I can’t remember the moment my parents told me that I had a twin brother, but I can never forget the day they told me his name.
We were in the car, and I had that uncomfortable bubble of anxiety swelling up deep in the pit of my stomach. The words felt heavy when they tumbled out of my mouth, “What was my brother’s name?”
My mom was silent, she whispered something to my dad, and whatever he replied with led to her uttering a quiet, “Monroe.” Since that moment I stopped asking questions about him.
Growing up, I had always felt a sense of guilt surrounding the loss of my brother. If someone asked me how many siblings I had, I would respond that I used to have a brother (to their discomfort), and the day after my birthday was -- and continues to be -- a day of quiet mourning spent in my room wondering what life would be like had he grown one year older alongside me.

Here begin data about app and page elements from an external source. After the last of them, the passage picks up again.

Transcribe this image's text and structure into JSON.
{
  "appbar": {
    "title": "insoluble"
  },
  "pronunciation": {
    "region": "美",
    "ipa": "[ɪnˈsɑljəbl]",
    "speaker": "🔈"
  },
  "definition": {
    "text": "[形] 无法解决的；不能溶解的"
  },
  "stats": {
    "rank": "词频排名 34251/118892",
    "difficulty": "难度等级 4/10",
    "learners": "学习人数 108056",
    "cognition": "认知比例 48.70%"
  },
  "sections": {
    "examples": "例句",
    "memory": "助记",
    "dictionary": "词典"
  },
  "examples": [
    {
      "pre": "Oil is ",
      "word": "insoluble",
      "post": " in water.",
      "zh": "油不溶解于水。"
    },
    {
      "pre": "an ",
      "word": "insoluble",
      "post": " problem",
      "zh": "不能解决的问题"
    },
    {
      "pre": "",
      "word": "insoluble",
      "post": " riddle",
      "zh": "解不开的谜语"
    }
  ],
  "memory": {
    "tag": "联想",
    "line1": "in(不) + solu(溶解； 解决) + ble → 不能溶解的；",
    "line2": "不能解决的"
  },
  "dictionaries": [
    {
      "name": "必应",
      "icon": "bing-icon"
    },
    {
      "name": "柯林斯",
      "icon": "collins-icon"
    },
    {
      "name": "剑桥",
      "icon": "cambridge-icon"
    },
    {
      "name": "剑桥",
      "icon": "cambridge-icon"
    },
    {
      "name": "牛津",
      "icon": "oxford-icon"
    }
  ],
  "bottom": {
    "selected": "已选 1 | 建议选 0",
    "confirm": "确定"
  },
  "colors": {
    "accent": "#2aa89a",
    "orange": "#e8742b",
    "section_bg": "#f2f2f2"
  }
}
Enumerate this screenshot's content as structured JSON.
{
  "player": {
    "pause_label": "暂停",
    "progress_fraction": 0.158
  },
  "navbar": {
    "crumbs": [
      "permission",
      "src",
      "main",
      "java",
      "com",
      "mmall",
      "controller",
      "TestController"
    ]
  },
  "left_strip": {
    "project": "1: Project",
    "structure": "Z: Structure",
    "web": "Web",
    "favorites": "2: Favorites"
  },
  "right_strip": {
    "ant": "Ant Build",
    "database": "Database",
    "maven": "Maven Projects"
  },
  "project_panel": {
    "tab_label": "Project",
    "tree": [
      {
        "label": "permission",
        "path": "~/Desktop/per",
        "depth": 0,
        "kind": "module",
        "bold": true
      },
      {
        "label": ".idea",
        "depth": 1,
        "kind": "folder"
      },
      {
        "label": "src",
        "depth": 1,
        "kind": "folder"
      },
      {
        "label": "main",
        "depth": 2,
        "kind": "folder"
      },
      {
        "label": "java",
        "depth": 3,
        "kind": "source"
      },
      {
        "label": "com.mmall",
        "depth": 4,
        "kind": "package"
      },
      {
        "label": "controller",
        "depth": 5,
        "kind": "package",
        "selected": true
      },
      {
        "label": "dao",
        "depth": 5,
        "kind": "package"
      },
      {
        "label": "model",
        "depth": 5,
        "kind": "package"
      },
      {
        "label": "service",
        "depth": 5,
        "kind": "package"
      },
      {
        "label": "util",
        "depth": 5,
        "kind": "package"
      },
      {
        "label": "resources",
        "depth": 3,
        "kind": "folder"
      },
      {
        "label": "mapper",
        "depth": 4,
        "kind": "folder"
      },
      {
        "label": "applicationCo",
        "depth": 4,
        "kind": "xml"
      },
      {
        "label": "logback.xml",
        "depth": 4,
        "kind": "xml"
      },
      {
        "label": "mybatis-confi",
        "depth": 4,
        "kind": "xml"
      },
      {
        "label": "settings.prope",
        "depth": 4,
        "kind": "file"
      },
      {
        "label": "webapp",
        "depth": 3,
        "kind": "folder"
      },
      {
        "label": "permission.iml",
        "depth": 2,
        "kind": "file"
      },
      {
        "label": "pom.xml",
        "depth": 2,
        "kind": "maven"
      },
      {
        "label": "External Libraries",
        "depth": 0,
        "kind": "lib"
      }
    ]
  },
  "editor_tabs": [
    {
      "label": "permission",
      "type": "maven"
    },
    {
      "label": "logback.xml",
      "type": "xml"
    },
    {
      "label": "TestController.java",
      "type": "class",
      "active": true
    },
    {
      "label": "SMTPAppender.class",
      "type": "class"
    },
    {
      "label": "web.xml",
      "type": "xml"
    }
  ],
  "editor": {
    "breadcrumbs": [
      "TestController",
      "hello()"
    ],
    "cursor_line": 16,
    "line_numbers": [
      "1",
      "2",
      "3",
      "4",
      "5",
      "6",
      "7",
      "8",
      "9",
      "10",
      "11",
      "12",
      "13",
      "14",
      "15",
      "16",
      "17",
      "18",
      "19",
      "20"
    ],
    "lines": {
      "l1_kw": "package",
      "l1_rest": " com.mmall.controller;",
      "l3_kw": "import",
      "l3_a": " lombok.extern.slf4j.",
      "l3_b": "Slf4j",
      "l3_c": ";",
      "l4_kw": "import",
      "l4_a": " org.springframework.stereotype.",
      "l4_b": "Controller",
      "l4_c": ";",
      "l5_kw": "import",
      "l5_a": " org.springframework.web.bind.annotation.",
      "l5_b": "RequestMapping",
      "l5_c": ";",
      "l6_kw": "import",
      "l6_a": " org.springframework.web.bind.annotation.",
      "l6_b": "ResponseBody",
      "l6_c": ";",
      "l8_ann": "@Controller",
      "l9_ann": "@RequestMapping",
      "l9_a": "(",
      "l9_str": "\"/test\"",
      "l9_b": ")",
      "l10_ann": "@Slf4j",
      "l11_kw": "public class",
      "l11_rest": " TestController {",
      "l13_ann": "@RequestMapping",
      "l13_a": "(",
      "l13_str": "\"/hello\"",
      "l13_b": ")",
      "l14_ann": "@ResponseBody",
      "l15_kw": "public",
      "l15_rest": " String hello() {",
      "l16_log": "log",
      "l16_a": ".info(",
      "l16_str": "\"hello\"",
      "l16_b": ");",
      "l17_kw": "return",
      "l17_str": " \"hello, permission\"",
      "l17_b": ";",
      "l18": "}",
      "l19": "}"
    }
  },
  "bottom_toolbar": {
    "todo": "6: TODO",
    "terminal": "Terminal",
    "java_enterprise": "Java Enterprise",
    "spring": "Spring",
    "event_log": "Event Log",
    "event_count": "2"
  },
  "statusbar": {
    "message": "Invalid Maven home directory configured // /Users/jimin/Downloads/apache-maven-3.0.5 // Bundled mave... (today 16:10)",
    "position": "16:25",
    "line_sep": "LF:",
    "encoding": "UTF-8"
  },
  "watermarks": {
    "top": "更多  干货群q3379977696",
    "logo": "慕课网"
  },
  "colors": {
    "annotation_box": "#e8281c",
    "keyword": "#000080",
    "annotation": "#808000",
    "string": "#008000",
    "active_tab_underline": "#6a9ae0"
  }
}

The concept of twinless twins is relatively new to me, despite having been one the entirety of my life. When I discovered what I was and the fact that there were others like me, I realized it was time to start making a change in my life.
Following a date with my boyfriend, I found myself falling into a deep depression. The source of this depression was plain to see, (especially to my boyfriend who has been my biggest support throughout the constant loop of acceptance and denial regarding Monroe’s death throughout our years together). The movie we had seen had dug up something deep within my heart which I had been avoiding.
The movie we had seen contained a scene in which a woman’s twin brother was murdered right before her eyes. All the emotions I had been holding back came rushing to the surface. We left the theater -- something which, as a self-proclaimed movie fanatic I otherwise never would have considered. I’m certain everyone around us was under the impression that our date wasn’t going well.
The evening that I returned home, I lay in bed feeling miserable with my eyes fixed on the ceiling. I’d been depressed for a while, plagued by nightmares and anxiety. That scene in the movie had awoken something deep inside of me.
While I’ve always been aware of my brother and increasingly aware of how painful his absence is, I’d reached a point where it was easier to tune it all out and try to pretend that I truly was born as an only child rather than half of a pair of twins.
Unfortunately, my years of effort had all come crashing down on me, and I was feeling lonelier than ever. Despite my boyfriend’s best efforts at consoling me, we both knew this was something I had to face on my own, because it was a unique sort of pain that only I could understand.
So, determined for help, or at least answers, I turned to the one all-knowing deity of my generation – the Internet.
To my shock (because for some reason I had managed to convince myself that I sincerely was the only one facing this pain), I found several websites describing exactly what I was going through.
There were support groups for people like me – not people who had lost their twin after getting to know them, but people exactly like me, the twins who didn’t even have the chance to say goodbye to their sibling and still felt the bitterness of being abandoned by their first best friend before they even knew what abandonment was.
I learned that twinless twins feel a strong drive to succeed enough for two people, because they want to make up for their sibling’s absence, and this drive was part of what helped Elvis Presley rise to fame. (His middle name was originally spelled Aron to parallel the spelling of his twin’s middle name, Garon, but he later changed the spelling when he longed to separate from his brother’s death and form his own identity).
My studies also brought forth other information which answered more questions I’d been dwelling on for years. The loss of a twin causes a devastating deep-seated fear of abandonment.
So that's why, when the girl I was best friends with for five years cut me out of her life, I took it with as much heartbreak as a middle aged woman facing a divorce.
For years I wrote furious letters littered with profanities only to shred them and throw them away, every song I wrote was about how hurt I was by her actions and about how angry I was with her. I was acting as if a piece of me had died along with the ending of this youthful friendship.
The problem wasn’t my friend leaving me, it was a part of me feeling as though my brother’s death had been some sort of foreshadowing of what would happen throughout the rest of my life.
I was terrified that I was destined to regularly lose people, so those friends and loved ones I did form close bonds with were subjected to constant questioning as I contemplated escaping before they could hurt me or be taken away from me.
Thankfully, I've learned to manage this, through the love and support of those in my life.
Following all of my research regarding twinless twins was a lengthy period of sadness. My moments on campus at my college were spent in silence, I would avoid making eye contact with my friends for fear that they might strike up a conversation and try and see if I was alright. I intended to do as much work as I could without speaking, and leave immediately after.
I still have moments where I break down, I still fall back into old habits and worry that I’m going to be abandoned, but I manage my time wiser. I allow moments throughout the day for mourning and worrying, and once those moments have passed, I carry on with my life. Not just for Monroe’s sake, but for my sake as well.
I learned what it was like to lose a loved one the moment I was born. It's ugly, agonizing, and the pain lasts a lifetime.
But at the same time, it’s beautiful and it reminds you of everything there is to do and see in this world -- if not for your own sake, then for theirs. Monroe isn’t here anymore, but if he was, I know he would be immensely proud of me.